perhaps as compensation for the early foregrounding of Caspian and then of Eustace. Lucy - kind of always the DM’s favourite, to be honest - gets her day in the sun with the excellent Dufflepods session, which uses invisible NPCs to great effect and is both funny and deeply spooky, and does a clever job of creating fear in the party without really having a genuine villain. There’s a part where Lucy is creeping down the corridor of Coriakin’s house, heading for the spellbook, and she catches sight of her face in a strange, bearded mirror. Lewis says something beautiful about his not being a magician and therefore not knowing what the mirror is for, and it’s what every DM always wants to say when a player starts grilling them about a random background detail. Lucy’s eventual encounter with the spellbook is good too - the detail about it being possible to turn the pages forward but not back is maybe the first instance of that trope, and the offer of individual power at the price of achieving a party objective is always a fun thing to throw at a party once their dynamic has become a bit too stable. There is too here the not-very-gameable but always-quotable last impression of that spellbook, when its contents fade from Lucy’s memory like a dream:


‘And she never could remember; and ever since that day what Lucy means by a good story is a story which reminds her of the forgotten story in the Magician's Book.’
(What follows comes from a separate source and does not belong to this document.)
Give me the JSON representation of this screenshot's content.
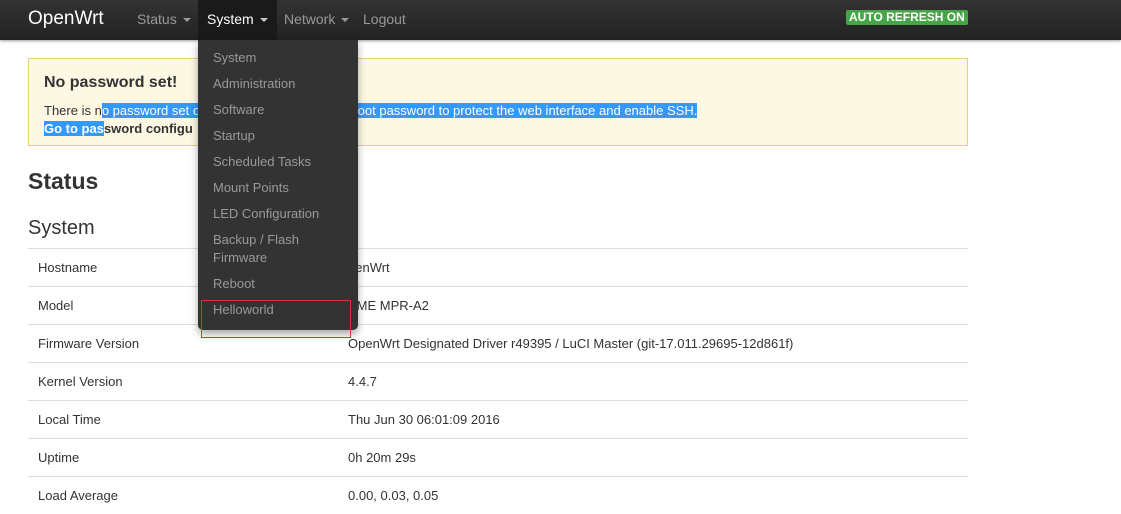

There are further island excitements: Deathwater Isle, where the water turns everything to gold, is not exploited as much as you might think by the party (mine would dip almost
everything they could find in it and then offload the on some island merchant, spectacularly crashing the economy). Then it gets reeeeal mystical towards the end, and frankly this bit is not very gameable: but it is preceded by a seminar on adventuring philosophy itself, in the incident of the Dark Island. The Dark Island is a giant mass of sea-floating darkness in which nightmares become flesh: along with Charn and Tash, it’s one of the moments Lewis lets himself get gnarly. As a child, the fragments of horror the crew experience on it - the scissors, the gongs - used to give me real nightmares. But more relevant to our purposes, when it appears on the horizon, the party has a full on dispute about the point of adventuring. Everyone is all ‘fuck going there,’ and then Reepicheep pipes up:
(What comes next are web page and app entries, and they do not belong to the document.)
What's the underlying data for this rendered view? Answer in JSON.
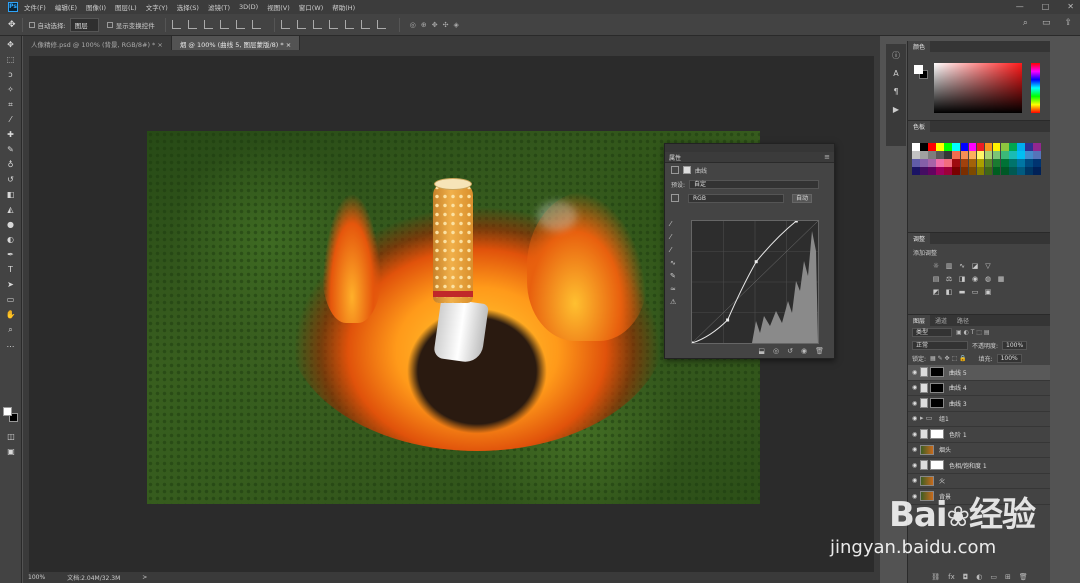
{
  "menubar": {
    "logo": "Ps",
    "items": [
      "文件(F)",
      "编辑(E)",
      "图像(I)",
      "图层(L)",
      "文字(Y)",
      "选择(S)",
      "滤镜(T)",
      "3D(D)",
      "视图(V)",
      "窗口(W)",
      "帮助(H)"
    ],
    "window_controls": [
      "—",
      "□",
      "✕"
    ]
  },
  "options": {
    "auto_select_label": "自动选择:",
    "auto_select_value": "图层",
    "show_transform_label": "显示变换控件"
  },
  "tabs": [
    {
      "label": "人像精修.psd @ 100% (背景, RGB/8#) *",
      "close": "×"
    },
    {
      "label": "烟 @ 100% (曲线 5, 图层蒙版/8) *",
      "close": "×"
    }
  ],
  "properties": {
    "title": "属性",
    "header_label": "曲线",
    "preset_label": "预设:",
    "preset_value": "自定",
    "channel_value": "RGB",
    "auto_label": "自动",
    "menu": "≡",
    "curve": {
      "points": [
        [
          0,
          0
        ],
        [
          72,
          48
        ],
        [
          130,
          170
        ],
        [
          211,
          255
        ]
      ]
    }
  },
  "right": {
    "color_tab": "颜色",
    "swatch_tab": "色板",
    "adj_tab": "调整",
    "adj_subtitle": "添加调整",
    "layers_tabs": [
      "图层",
      "通道",
      "路径"
    ],
    "filter_kind": "类型",
    "blend_mode": "正常",
    "opacity_label": "不透明度:",
    "opacity_value": "100%",
    "lock_label": "锁定:",
    "fill_label": "填充:",
    "fill_value": "100%",
    "layers": [
      {
        "name": "曲线 5",
        "selected": true,
        "thumb": "black"
      },
      {
        "name": "曲线 4",
        "selected": false,
        "thumb": "black"
      },
      {
        "name": "曲线 3",
        "selected": false,
        "thumb": "black"
      },
      {
        "name": "组1",
        "selected": false,
        "thumb": "folder"
      },
      {
        "name": "色阶 1",
        "selected": false,
        "thumb": "white"
      },
      {
        "name": "烟头",
        "selected": false,
        "thumb": "image"
      },
      {
        "name": "色相/饱和度 1",
        "selected": false,
        "thumb": "white"
      },
      {
        "name": "火",
        "selected": false,
        "thumb": "image"
      },
      {
        "name": "背景",
        "selected": false,
        "thumb": "image"
      }
    ],
    "swatch_colors": [
      "#ffffff",
      "#000000",
      "#ff0000",
      "#ffff00",
      "#00ff00",
      "#00ffff",
      "#0000ff",
      "#ff00ff",
      "#ed1c24",
      "#f7941d",
      "#fff200",
      "#8dc63f",
      "#00a651",
      "#00aeef",
      "#2e3192",
      "#92278f",
      "#c2c2c2",
      "#a0a0a0",
      "#7d7d7d",
      "#595959",
      "#363636",
      "#f26c4f",
      "#f68e55",
      "#fbaf5c",
      "#fff568",
      "#acd373",
      "#7cc576",
      "#3bb878",
      "#1abbb4",
      "#00bff3",
      "#438ccb",
      "#5574b9",
      "#605ca8",
      "#855fa8",
      "#a763a8",
      "#f06ea9",
      "#f26d7d",
      "#9e0b0f",
      "#a0410d",
      "#a36209",
      "#aba000",
      "#598527",
      "#1a7b30",
      "#007236",
      "#00746b",
      "#0076a3",
      "#004b80",
      "#003471",
      "#1b1464",
      "#440e62",
      "#630460",
      "#9e005d",
      "#9e0039",
      "#790000",
      "#7b2e00",
      "#7d4900",
      "#827b00",
      "#406618",
      "#005e20",
      "#005826",
      "#005952",
      "#005b7f",
      "#003663",
      "#002157"
    ]
  },
  "status": {
    "zoom": "100%",
    "doc": "文档:2.04M/32.3M",
    "arrow": ">"
  },
  "watermark": {
    "logo": "Bai",
    "logo2": "经验",
    "paw": "❀",
    "url": "jingyan.baidu.com"
  }
}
‘But what manner of use would it be ploughing through that darkness?' asked Drinian.

‘Use?' replied Reepicheep. 'Use, Captain? If you mean by filling our bellies or our purses, I confess it will be no use at all. So far as I know we did not set sail to look for things useful but to seek honour and adventures. And here is as great an adventure as I have ever heard of, and here, if we turn back, no little impeachment of all our honours.’

Don’t try and tell me you have never had this conversation round the table. Don’t be a Drinian. Be a Reepicheep.